game rivals the best in the genre. The trademark multi-tiered stages also return in Dimensions,
offering a variety of battle areas within each stage. Strangely, the arcade courses
are limited to one round, resulting in a ridiculously quick fight, especially if a
character is knocked onto the next tier. Although it looks somewhat cool, the
multi-tiered fighting takes you out of the game in a way and can get repetitive,
especially when you end up winning after your opponent takes huge damage from
falling off a cliff.
In more cases than not, battles are usually too quick
for their own good.
The first portable DOA delivers crispy
visuals and yes... bouncy physics!
Like Super Street Fighter 4:
3D Edition, Dimensions features aFigurine Mode... and I'll be the
first to say it's much cooler than SSF4's. There are 999 variations of figurines to collect which feature DOA characters in
different outfits & poses. The
figurines you collect can then be placed in front of an in-game background where
you can take 3D photos of them from different angles. In case you didn't know,
this feature alone was the
reason DOA: Dimensions was banned in several European countries, which is
a bit silly considering there is no nudity. It's a little perverted, yes, but
this is DOA... what do you expect?
In addition to figurines, you will constantly unlock new content, like alternate
costumes and stages, while playing through the various modes... and there's a
lot to unlock! In addition, DLC alternate costumes are being added months
after the game is released, which is nice to see.
While DOA: Dimension lacks a
full-fledged tag mode, Tag Challenge takes its place and partners you up with an
AI teammate of your choice. After you select your team, you and your
computer-controlled partner take on a variety of overpowered opponents who deal
big damage and have crazy stamina. To even the score, your tagged-out teammate
will quickly regenerate health and your team has a number of
"lives," which allow you or your teammate to come back five seconds
after a KO (if you can survive). After completing Tag
Challenge #20, you can access the hidden character, Shiden, by inputting a code
on the selection screen.
Dimensions also features one of the coolest 3DS StreetPass
features so far. The game keeps track of your "play
patterns" (play style & combos while fighting, similar to a ghost
system) and whenever players pass by one another with StreetPass enabled, a
"silent" fight will take place. Based on averages and probability,
the player with the "superior" play pattern will win. It sounds
interesting but I personally haven't used this feature yet. There are also Throwdown

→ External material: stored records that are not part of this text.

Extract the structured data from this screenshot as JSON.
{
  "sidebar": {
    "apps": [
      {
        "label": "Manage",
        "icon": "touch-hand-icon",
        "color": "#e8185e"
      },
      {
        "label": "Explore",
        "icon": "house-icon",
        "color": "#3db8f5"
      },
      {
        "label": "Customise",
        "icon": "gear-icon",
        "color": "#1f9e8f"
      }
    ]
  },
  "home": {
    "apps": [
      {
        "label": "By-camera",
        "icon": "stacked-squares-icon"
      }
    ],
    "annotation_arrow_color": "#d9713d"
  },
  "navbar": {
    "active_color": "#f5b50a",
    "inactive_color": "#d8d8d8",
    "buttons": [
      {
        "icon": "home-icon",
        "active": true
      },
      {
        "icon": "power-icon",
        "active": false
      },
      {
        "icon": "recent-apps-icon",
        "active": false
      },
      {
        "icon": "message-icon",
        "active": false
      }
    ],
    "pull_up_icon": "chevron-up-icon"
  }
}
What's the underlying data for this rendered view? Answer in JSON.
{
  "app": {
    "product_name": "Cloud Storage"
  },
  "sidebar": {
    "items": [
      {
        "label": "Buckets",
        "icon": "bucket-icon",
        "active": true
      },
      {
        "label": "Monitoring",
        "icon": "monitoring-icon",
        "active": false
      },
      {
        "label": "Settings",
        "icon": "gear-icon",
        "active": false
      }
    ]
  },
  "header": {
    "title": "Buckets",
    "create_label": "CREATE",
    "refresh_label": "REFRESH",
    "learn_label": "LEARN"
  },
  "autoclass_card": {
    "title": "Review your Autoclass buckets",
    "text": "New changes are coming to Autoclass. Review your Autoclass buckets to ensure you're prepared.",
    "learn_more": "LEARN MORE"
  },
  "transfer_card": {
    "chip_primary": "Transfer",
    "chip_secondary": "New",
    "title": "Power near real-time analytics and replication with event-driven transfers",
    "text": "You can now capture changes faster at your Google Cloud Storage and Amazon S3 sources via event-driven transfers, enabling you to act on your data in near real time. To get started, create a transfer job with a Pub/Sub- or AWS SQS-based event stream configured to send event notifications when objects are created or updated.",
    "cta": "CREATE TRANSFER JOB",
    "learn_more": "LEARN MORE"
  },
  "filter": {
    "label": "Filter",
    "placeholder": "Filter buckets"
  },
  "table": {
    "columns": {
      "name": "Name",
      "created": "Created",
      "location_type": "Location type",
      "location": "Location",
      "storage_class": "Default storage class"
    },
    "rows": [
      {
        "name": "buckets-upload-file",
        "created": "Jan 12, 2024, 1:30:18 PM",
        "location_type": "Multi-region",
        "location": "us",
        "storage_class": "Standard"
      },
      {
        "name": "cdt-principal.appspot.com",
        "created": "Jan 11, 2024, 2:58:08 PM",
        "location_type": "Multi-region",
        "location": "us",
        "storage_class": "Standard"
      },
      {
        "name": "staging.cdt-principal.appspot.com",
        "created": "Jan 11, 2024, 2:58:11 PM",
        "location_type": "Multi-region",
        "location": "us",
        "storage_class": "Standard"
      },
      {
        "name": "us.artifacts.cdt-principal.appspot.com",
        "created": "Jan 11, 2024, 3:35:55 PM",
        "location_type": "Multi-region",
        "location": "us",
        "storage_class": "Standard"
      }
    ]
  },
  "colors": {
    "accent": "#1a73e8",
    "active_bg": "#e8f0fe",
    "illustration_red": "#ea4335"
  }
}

Challenges which download character data to your system via SpotPass,
allowing you to have a virtual fight against the DOA creators themselves in
Throwdown Mode. Finally, Online Mode is bare bones, featuring very few options, and the rank system in place isn't
The good news is, the gameplay is considerably smooth online (if both players have
their 3D slider turned down).
19th, 2011 (
May 20th, 2011 (
May 24th, 2011 (
May 26th, 2011 (
Dec. 6th, 2012
DOA: Dimensions is another impressive portable
fighter on the 3DS and like SSF4: 3D Edition, is one of the best games on
the system to date. The 3D integration isn't quite as compelling as SSF4: 3D
Edition, but Dimensions offers some very solid visuals in its
own right. The music/sound is what you'd expect from the series and doesn't match up to that of other fighting
games... and I can't believe they re-used that boring guitar riff from DOA2 on the title screen.
Though I'm obviously not a huge fan of
the DOA series, I have respect for various elements of the game. The
combo system, wall game and general physics are all top notch, but character
designs, movesets and the infamous counter system still rub me the wrong way.
The character selection is the most impressive of the series to date, but the
kooky boss designs don't do the series much justice.
The Chronicle/Story mode is a mildly entertaining playthrough but falls short of being anything
spectacular. If you're new to the DOA series, you might want to give Dimensions
a try, but if you've been through the motions before and you weren't previously
a fan, your opinion of DOA probably won't change. For DOA fans, however,
this is a must have title and pound-for-pound is one of the best installments of the